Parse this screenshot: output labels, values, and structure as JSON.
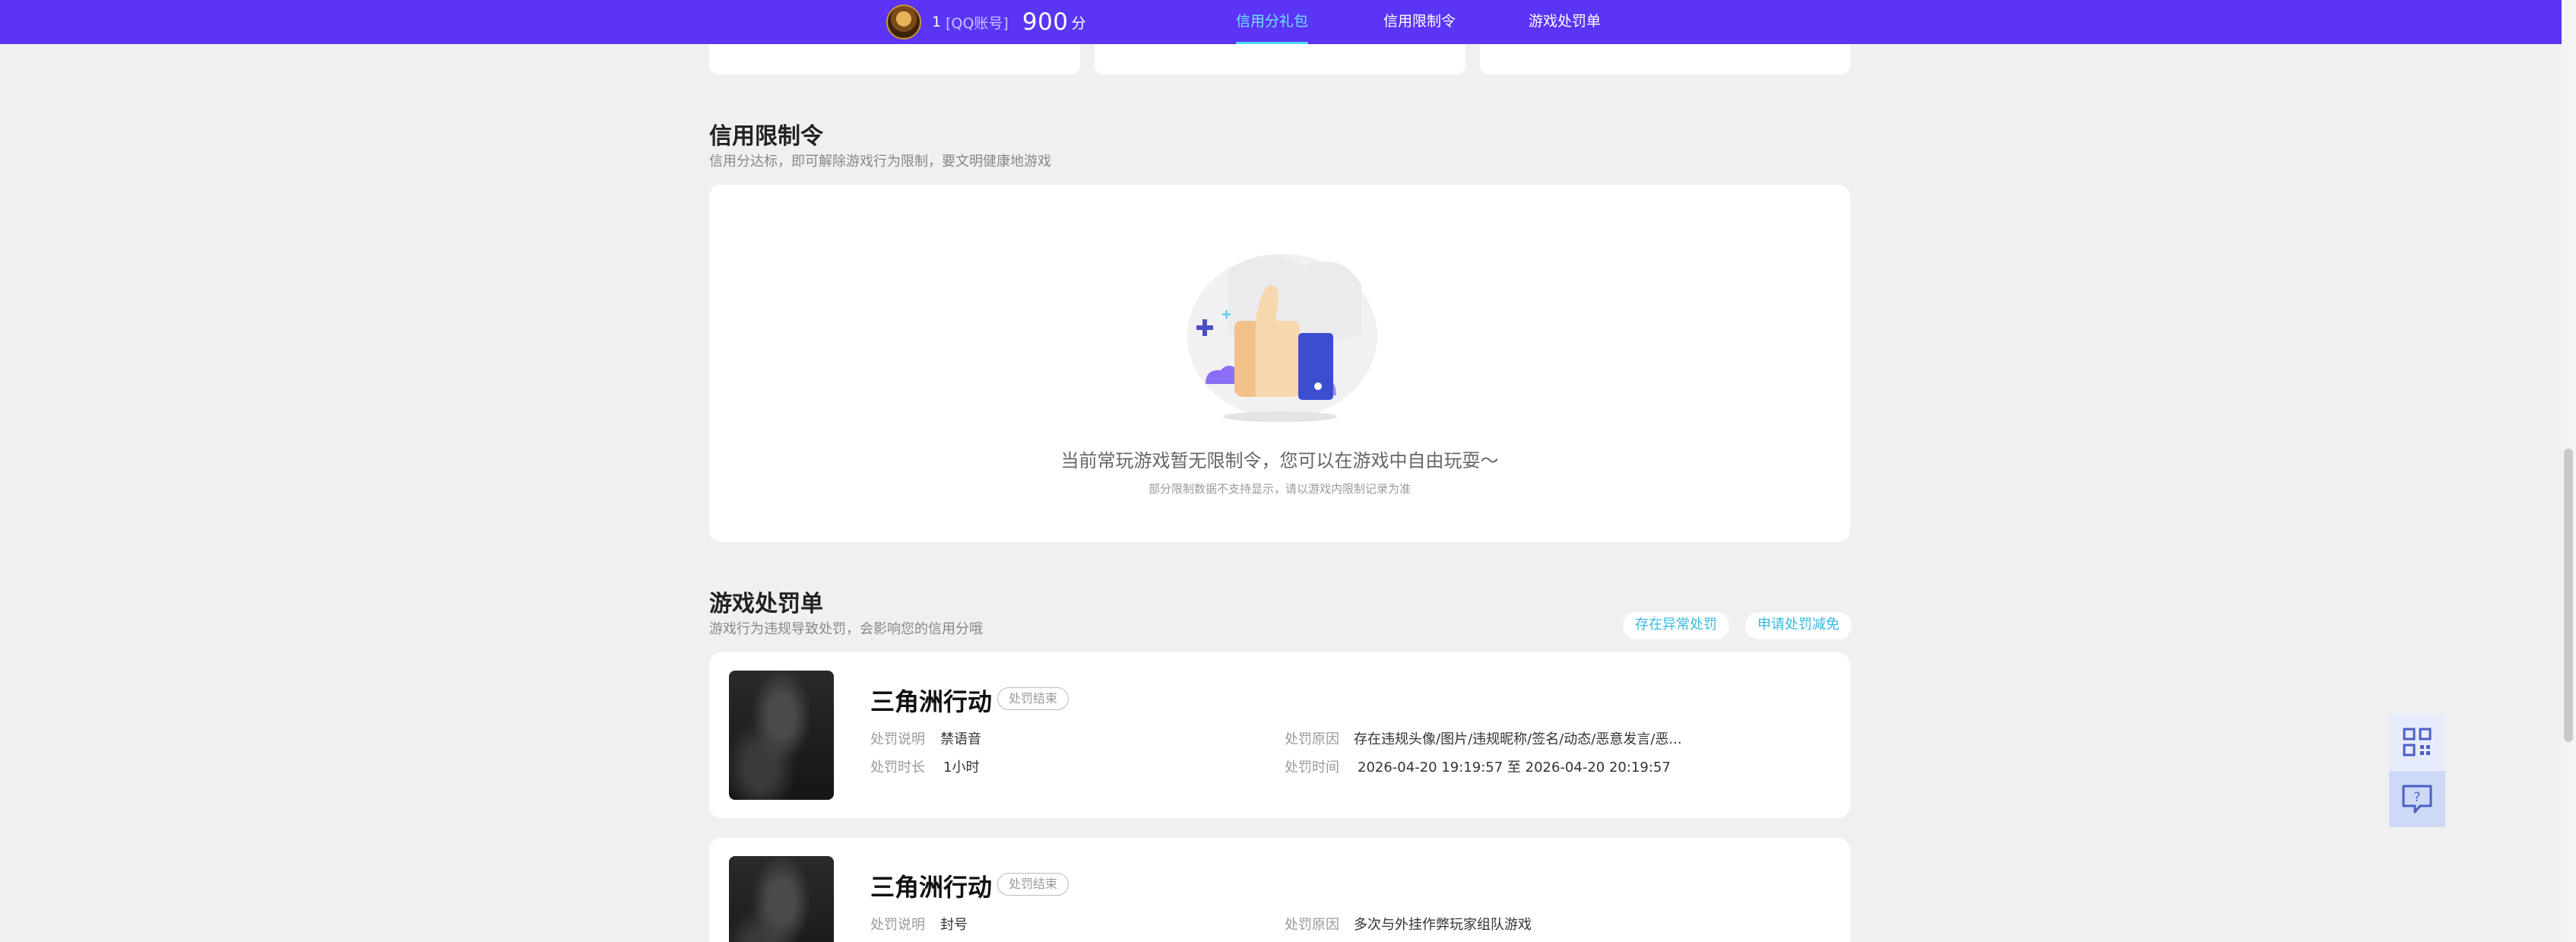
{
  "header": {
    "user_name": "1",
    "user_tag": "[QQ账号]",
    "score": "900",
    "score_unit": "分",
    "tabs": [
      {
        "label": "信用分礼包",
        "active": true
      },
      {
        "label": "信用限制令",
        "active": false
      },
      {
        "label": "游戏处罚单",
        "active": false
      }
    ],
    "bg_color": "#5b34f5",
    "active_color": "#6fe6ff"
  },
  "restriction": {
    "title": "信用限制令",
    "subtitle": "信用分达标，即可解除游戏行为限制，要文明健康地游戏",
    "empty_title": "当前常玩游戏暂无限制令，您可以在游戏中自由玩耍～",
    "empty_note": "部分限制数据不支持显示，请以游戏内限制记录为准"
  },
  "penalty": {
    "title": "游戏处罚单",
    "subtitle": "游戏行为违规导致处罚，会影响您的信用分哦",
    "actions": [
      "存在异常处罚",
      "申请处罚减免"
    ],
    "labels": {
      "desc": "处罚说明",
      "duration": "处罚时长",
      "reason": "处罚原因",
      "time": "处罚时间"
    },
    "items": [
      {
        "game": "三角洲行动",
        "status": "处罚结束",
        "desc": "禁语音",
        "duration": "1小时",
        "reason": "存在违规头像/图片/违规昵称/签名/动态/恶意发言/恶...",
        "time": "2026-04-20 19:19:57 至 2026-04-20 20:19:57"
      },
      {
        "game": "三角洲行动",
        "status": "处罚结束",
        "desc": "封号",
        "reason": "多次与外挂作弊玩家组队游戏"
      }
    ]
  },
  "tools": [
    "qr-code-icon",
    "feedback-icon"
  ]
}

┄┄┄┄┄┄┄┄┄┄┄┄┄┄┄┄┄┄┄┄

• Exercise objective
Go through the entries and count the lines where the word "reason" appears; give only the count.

• Answer to this task
3